## TASK
Repeat the listing exactly, line by line, and leave the pictures behind.

_ _ _ _ _ _ _

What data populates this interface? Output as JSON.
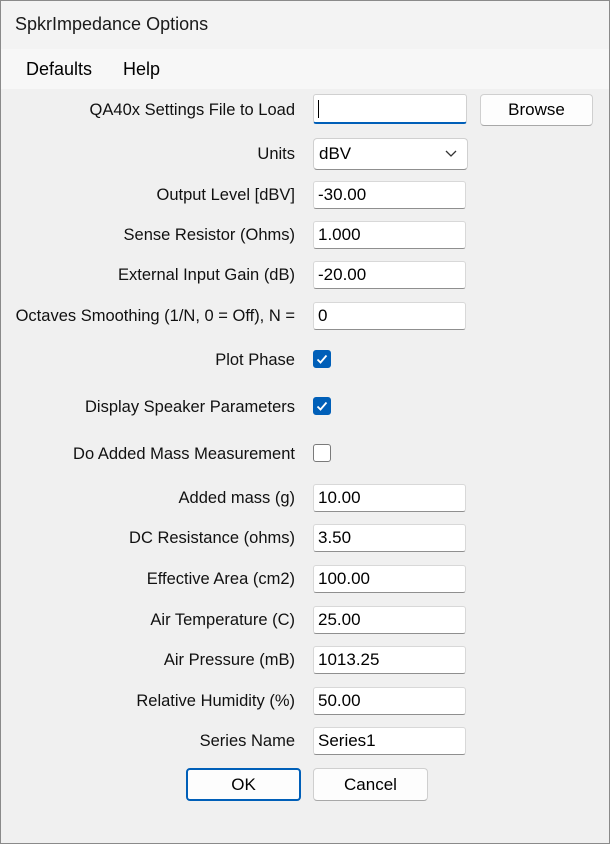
{
  "window": {
    "title": "SpkrImpedance Options"
  },
  "menu": {
    "items": [
      "Defaults",
      "Help"
    ]
  },
  "settings_file": {
    "label": "QA40x Settings File to Load",
    "value": "",
    "browse_label": "Browse"
  },
  "units": {
    "label": "Units",
    "value": "dBV"
  },
  "fields": {
    "output_level": {
      "label": "Output Level [dBV]",
      "value": "-30.00"
    },
    "sense_resistor": {
      "label": "Sense Resistor (Ohms)",
      "value": "1.000"
    },
    "external_gain": {
      "label": "External Input Gain (dB)",
      "value": "-20.00"
    },
    "smoothing": {
      "label": "Octaves Smoothing (1/N, 0 = Off), N =",
      "value": "0"
    },
    "added_mass": {
      "label": "Added mass (g)",
      "value": "10.00"
    },
    "dc_resistance": {
      "label": "DC Resistance (ohms)",
      "value": "3.50"
    },
    "effective_area": {
      "label": "Effective Area (cm2)",
      "value": "100.00"
    },
    "air_temp": {
      "label": "Air Temperature (C)",
      "value": "25.00"
    },
    "air_pressure": {
      "label": "Air Pressure (mB)",
      "value": "1013.25"
    },
    "humidity": {
      "label": "Relative Humidity (%)",
      "value": "50.00"
    },
    "series_name": {
      "label": "Series Name",
      "value": "Series1"
    }
  },
  "checks": {
    "plot_phase": {
      "label": "Plot Phase",
      "checked": true
    },
    "display_params": {
      "label": "Display Speaker Parameters",
      "checked": true
    },
    "added_mass_meas": {
      "label": "Do Added Mass Measurement",
      "checked": false
    }
  },
  "buttons": {
    "ok": "OK",
    "cancel": "Cancel"
  },
  "colors": {
    "accent": "#005fb8",
    "background": "#f0f0f0"
  }
}
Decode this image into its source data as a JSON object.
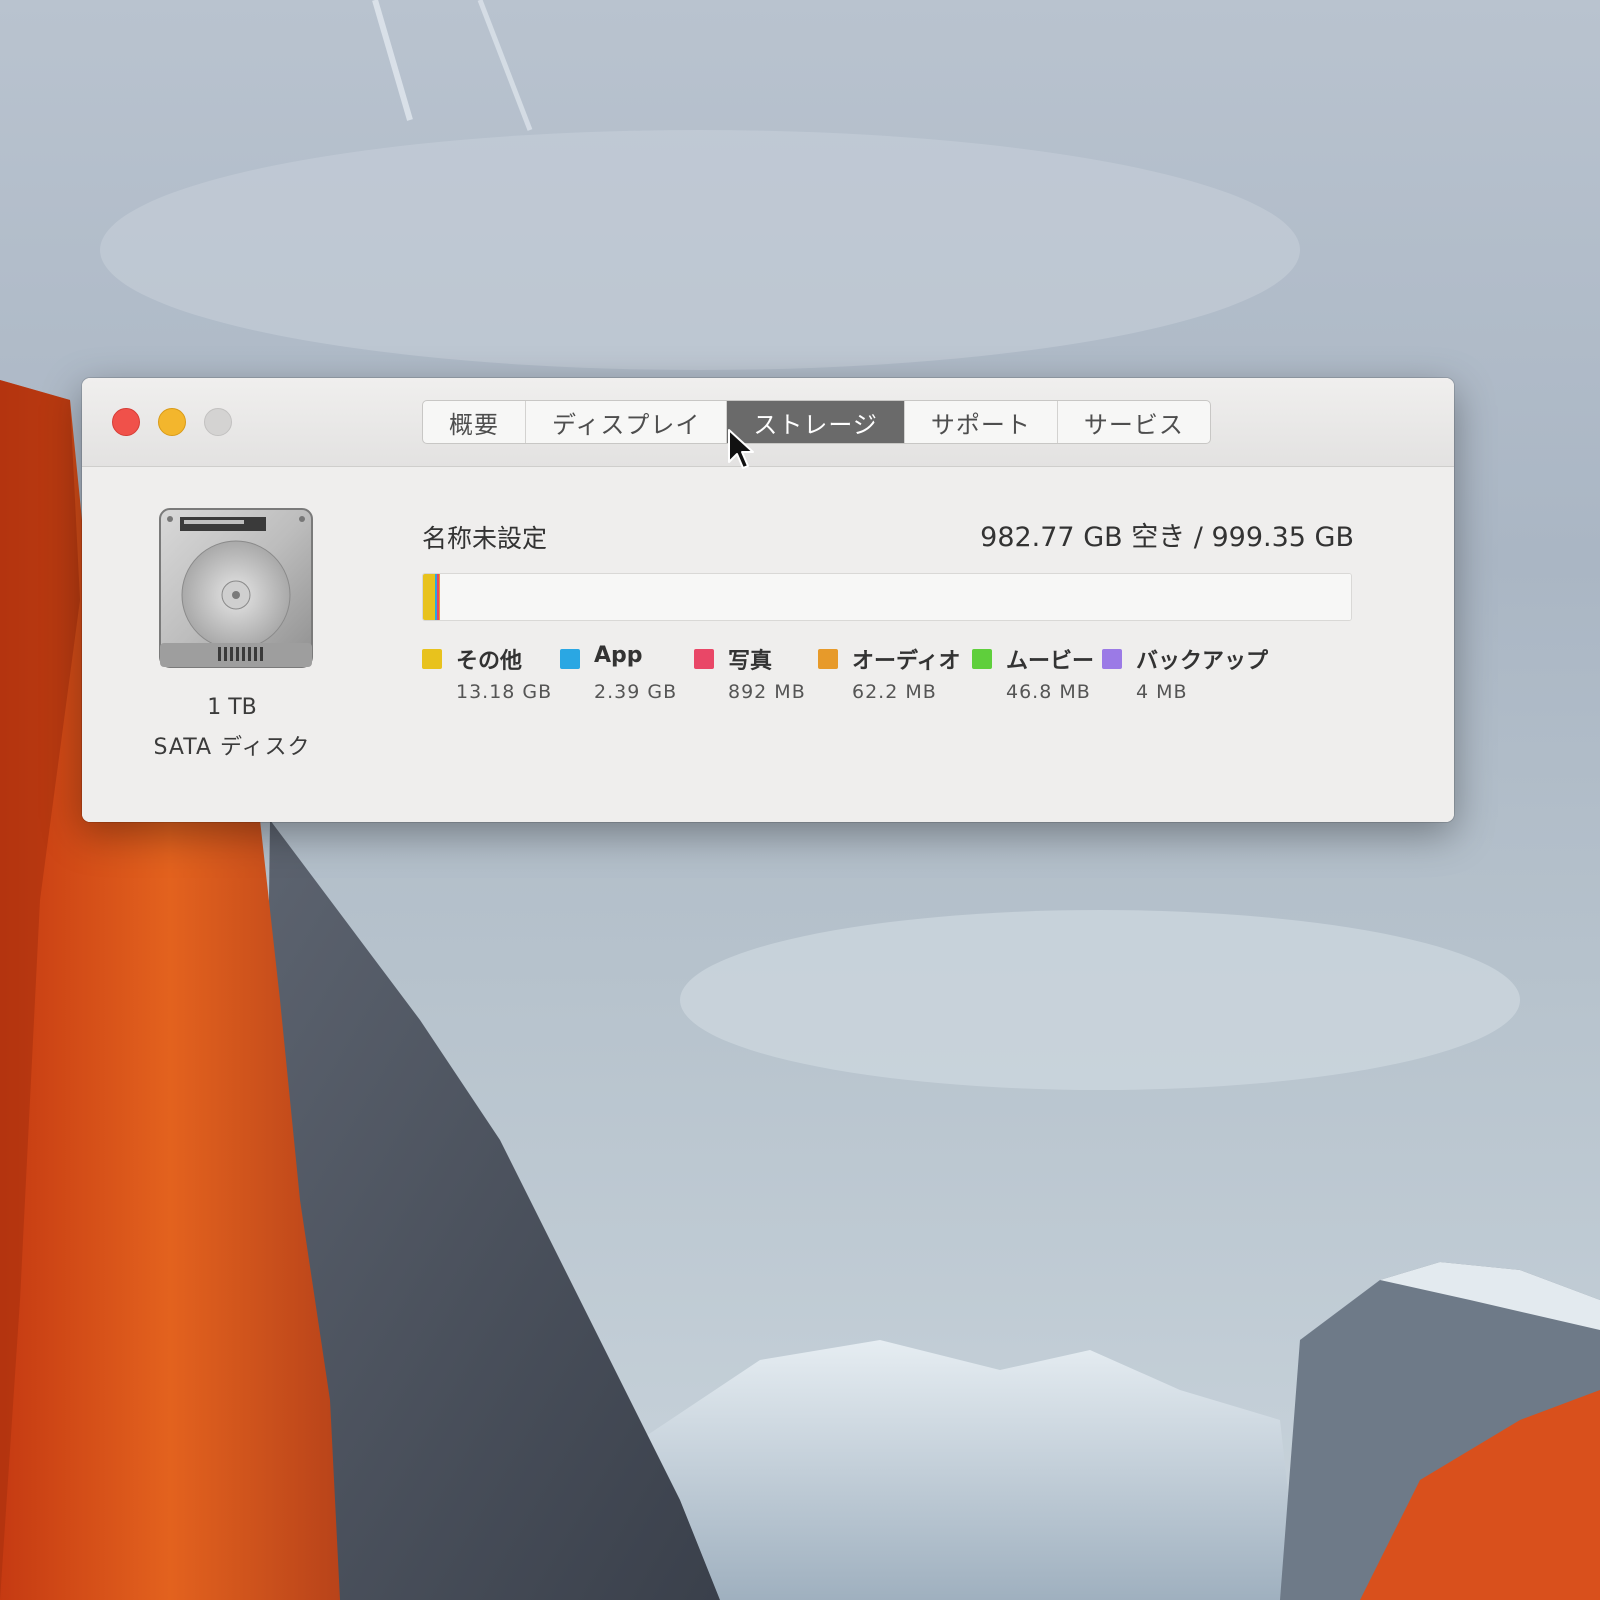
{
  "window": {
    "tabs": [
      {
        "label": "概要"
      },
      {
        "label": "ディスプレイ"
      },
      {
        "label": "ストレージ"
      },
      {
        "label": "サポート"
      },
      {
        "label": "サービス"
      }
    ],
    "active_tab": "ストレージ"
  },
  "disk": {
    "icon": "hard-disk-icon",
    "size_label": "1 TB",
    "type_label": "SATA ディスク"
  },
  "volume": {
    "name": "名称未設定",
    "capacity": "982.77 GB 空き / 999.35 GB"
  },
  "usage": {
    "categories": [
      {
        "label": "その他",
        "size": "13.18 GB",
        "color": "#e8c21d"
      },
      {
        "label": "App",
        "size": "2.39 GB",
        "color": "#2aa7e3"
      },
      {
        "label": "写真",
        "size": "892 MB",
        "color": "#e94767"
      },
      {
        "label": "オーディオ",
        "size": "62.2 MB",
        "color": "#e79a2a"
      },
      {
        "label": "ムービー",
        "size": "46.8 MB",
        "color": "#5fcf3c"
      },
      {
        "label": "バックアップ",
        "size": "4 MB",
        "color": "#9b7ae6"
      }
    ]
  },
  "colors": {
    "close": "#f0514a",
    "minimize": "#f3b62d",
    "zoom_disabled": "#d4d3d2",
    "active_tab": "#6a6a6a"
  }
}
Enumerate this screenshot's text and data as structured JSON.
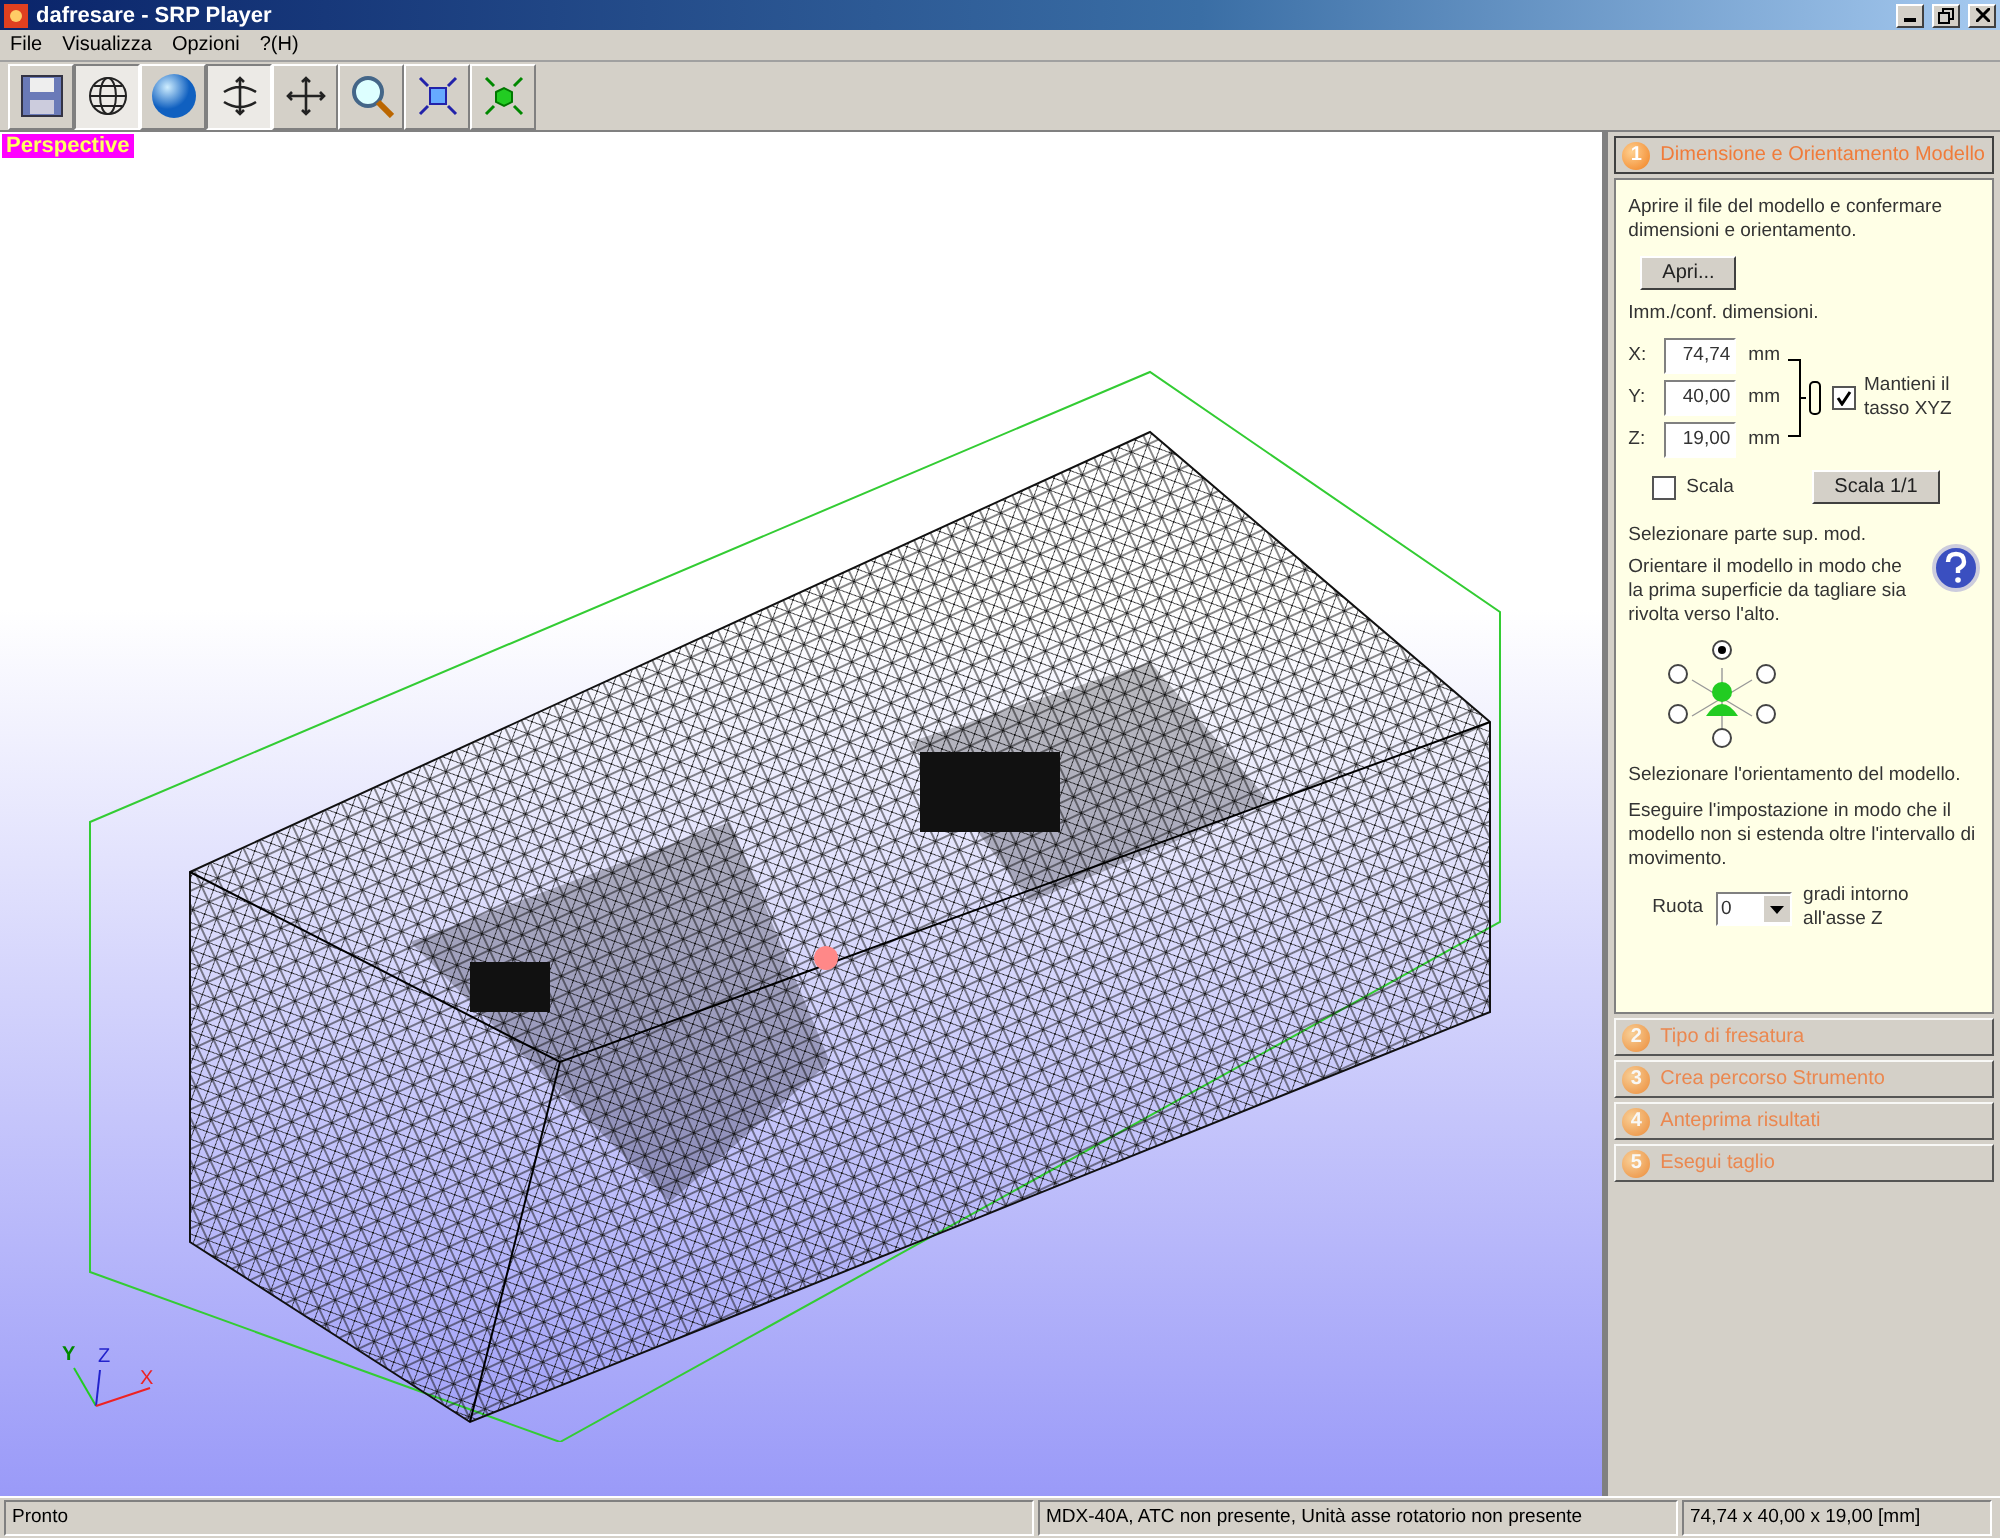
{
  "window": {
    "title": "dafresare - SRP Player"
  },
  "menu": [
    "File",
    "Visualizza",
    "Opzioni",
    "?(H)"
  ],
  "toolbar": [
    {
      "kind": "save",
      "selected": false
    },
    {
      "kind": "globe",
      "selected": true
    },
    {
      "kind": "sphere",
      "selected": false
    },
    {
      "kind": "rotate",
      "selected": true
    },
    {
      "kind": "move",
      "selected": false
    },
    {
      "kind": "zoom",
      "selected": false
    },
    {
      "kind": "fit",
      "selected": false
    },
    {
      "kind": "center",
      "selected": false
    }
  ],
  "viewport": {
    "mode_label": "Perspective",
    "axes": [
      "X",
      "Y",
      "Z"
    ]
  },
  "steps": [
    {
      "number": "1",
      "label": "Dimensione e Orientamento Modello",
      "expanded": true
    },
    {
      "number": "2",
      "label": "Tipo di fresatura",
      "expanded": false
    },
    {
      "number": "3",
      "label": "Crea percorso Strumento",
      "expanded": false
    },
    {
      "number": "4",
      "label": "Anteprima risultati",
      "expanded": false
    },
    {
      "number": "5",
      "label": "Esegui taglio",
      "expanded": false
    }
  ],
  "panel": {
    "intro": "Aprire il file del modello e confermare dimensioni e orientamento.",
    "open_button": "Apri...",
    "dims_label": "Imm./conf. dimensioni.",
    "dims": [
      {
        "axis": "X:",
        "value": "74,74",
        "unit": "mm"
      },
      {
        "axis": "Y:",
        "value": "40,00",
        "unit": "mm"
      },
      {
        "axis": "Z:",
        "value": "19,00",
        "unit": "mm"
      }
    ],
    "keep_ratio": {
      "label": "Mantieni il tasso XYZ",
      "checked": true
    },
    "scale": {
      "label": "Scala",
      "checked": false
    },
    "scale_button": "Scala 1/1",
    "surface_title": "Selezionare parte sup. mod.",
    "surface_text": "Orientare il modello in modo che la prima superficie da tagliare sia rivolta verso l'alto.",
    "orient_radios": [
      {
        "selected": true
      },
      {
        "selected": false
      },
      {
        "selected": false
      },
      {
        "selected": false
      },
      {
        "selected": false
      },
      {
        "selected": false
      }
    ],
    "orient_title": "Selezionare l'orientamento del modello.",
    "orient_text": "Eseguire l'impostazione in modo che il modello non si estenda oltre l'intervallo di movimento.",
    "rotate_label": "Ruota",
    "rotate_value": "0",
    "rotate_suffix": "gradi intorno all'asse Z"
  },
  "status_bar": [
    "Pronto",
    "MDX-40A, ATC non presente, Unità asse rotatorio non presente",
    "74,74 x  40,00 x  19,00 [mm]"
  ]
}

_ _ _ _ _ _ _

## OUTPUT FOR THIS TASK
What data populates this interface? Output as JSON.
{
  "window": {
    "title": "SpkrImpedance Options"
  },
  "menu": {
    "items": [
      "Defaults",
      "Help"
    ]
  },
  "settings_file": {
    "label": "QA40x Settings File to Load",
    "value": "",
    "browse_label": "Browse"
  },
  "units": {
    "label": "Units",
    "value": "dBV"
  },
  "fields": {
    "output_level": {
      "label": "Output Level [dBV]",
      "value": "-30.00"
    },
    "sense_resistor": {
      "label": "Sense Resistor (Ohms)",
      "value": "1.000"
    },
    "external_gain": {
      "label": "External Input Gain (dB)",
      "value": "-20.00"
    },
    "smoothing": {
      "label": "Octaves Smoothing (1/N, 0 = Off), N =",
      "value": "0"
    },
    "added_mass": {
      "label": "Added mass (g)",
      "value": "10.00"
    },
    "dc_resistance": {
      "label": "DC Resistance (ohms)",
      "value": "3.50"
    },
    "effective_area": {
      "label": "Effective Area (cm2)",
      "value": "100.00"
    },
    "air_temp": {
      "label": "Air Temperature (C)",
      "value": "25.00"
    },
    "air_pressure": {
      "label": "Air Pressure (mB)",
      "value": "1013.25"
    },
    "humidity": {
      "label": "Relative Humidity (%)",
      "value": "50.00"
    },
    "series_name": {
      "label": "Series Name",
      "value": "Series1"
    }
  },
  "checks": {
    "plot_phase": {
      "label": "Plot Phase",
      "checked": true
    },
    "display_params": {
      "label": "Display Speaker Parameters",
      "checked": true
    },
    "added_mass_meas": {
      "label": "Do Added Mass Measurement",
      "checked": false
    }
  },
  "buttons": {
    "ok": "OK",
    "cancel": "Cancel"
  },
  "colors": {
    "accent": "#005fb8",
    "background": "#f0f0f0"
  }
}
Decode this image into its source data as a JSON object.
{
  "window": {
    "tabs": [
      {
        "label": "概要"
      },
      {
        "label": "ディスプレイ"
      },
      {
        "label": "ストレージ"
      },
      {
        "label": "サポート"
      },
      {
        "label": "サービス"
      }
    ],
    "active_tab": "ストレージ"
  },
  "disk": {
    "icon": "hard-disk-icon",
    "size_label": "1 TB",
    "type_label": "SATA ディスク"
  },
  "volume": {
    "name": "名称未設定",
    "capacity": "982.77 GB 空き / 999.35 GB"
  },
  "usage": {
    "categories": [
      {
        "label": "その他",
        "size": "13.18 GB",
        "color": "#e8c21d"
      },
      {
        "label": "App",
        "size": "2.39 GB",
        "color": "#2aa7e3"
      },
      {
        "label": "写真",
        "size": "892 MB",
        "color": "#e94767"
      },
      {
        "label": "オーディオ",
        "size": "62.2 MB",
        "color": "#e79a2a"
      },
      {
        "label": "ムービー",
        "size": "46.8 MB",
        "color": "#5fcf3c"
      },
      {
        "label": "バックアップ",
        "size": "4 MB",
        "color": "#9b7ae6"
      }
    ]
  },
  "colors": {
    "close": "#f0514a",
    "minimize": "#f3b62d",
    "zoom_disabled": "#d4d3d2",
    "active_tab": "#6a6a6a"
  }
}
Enumerate this screenshot's text and data as structured JSON.
{
  "window": {
    "title": "dafresare - SRP Player"
  },
  "menu": [
    "File",
    "Visualizza",
    "Opzioni",
    "?(H)"
  ],
  "toolbar": [
    {
      "kind": "save",
      "selected": false
    },
    {
      "kind": "globe",
      "selected": true
    },
    {
      "kind": "sphere",
      "selected": false
    },
    {
      "kind": "rotate",
      "selected": true
    },
    {
      "kind": "move",
      "selected": false
    },
    {
      "kind": "zoom",
      "selected": false
    },
    {
      "kind": "fit",
      "selected": false
    },
    {
      "kind": "center",
      "selected": false
    }
  ],
  "viewport": {
    "mode_label": "Perspective",
    "axes": [
      "X",
      "Y",
      "Z"
    ]
  },
  "steps": [
    {
      "number": "1",
      "label": "Dimensione e Orientamento Modello",
      "expanded": true
    },
    {
      "number": "2",
      "label": "Tipo di fresatura",
      "expanded": false
    },
    {
      "number": "3",
      "label": "Crea percorso Strumento",
      "expanded": false
    },
    {
      "number": "4",
      "label": "Anteprima risultati",
      "expanded": false
    },
    {
      "number": "5",
      "label": "Esegui taglio",
      "expanded": false
    }
  ],
  "panel": {
    "intro": "Aprire il file del modello e confermare dimensioni e orientamento.",
    "open_button": "Apri...",
    "dims_label": "Imm./conf. dimensioni.",
    "dims": [
      {
        "axis": "X:",
        "value": "74,74",
        "unit": "mm"
      },
      {
        "axis": "Y:",
        "value": "40,00",
        "unit": "mm"
      },
      {
        "axis": "Z:",
        "value": "19,00",
        "unit": "mm"
      }
    ],
    "keep_ratio": {
      "label": "Mantieni il tasso XYZ",
      "checked": true
    },
    "scale": {
      "label": "Scala",
      "checked": false
    },
    "scale_button": "Scala 1/1",
    "surface_title": "Selezionare parte sup. mod.",
    "surface_text": "Orientare il modello in modo che la prima superficie da tagliare sia rivolta verso l'alto.",
    "orient_radios": [
      {
        "selected": true
      },
      {
        "selected": false
      },
      {
        "selected": false
      },
      {
        "selected": false
      },
      {
        "selected": false
      },
      {
        "selected": false
      }
    ],
    "orient_title": "Selezionare l'orientamento del modello.",
    "orient_text": "Eseguire l'impostazione in modo che il modello non si estenda oltre l'intervallo di movimento.",
    "rotate_label": "Ruota",
    "rotate_value": "0",
    "rotate_suffix": "gradi intorno all'asse Z"
  },
  "status_bar": [
    "Pronto",
    "MDX-40A, ATC non presente, Unità asse rotatorio non presente",
    "74,74 x  40,00 x  19,00 [mm]"
  ]
}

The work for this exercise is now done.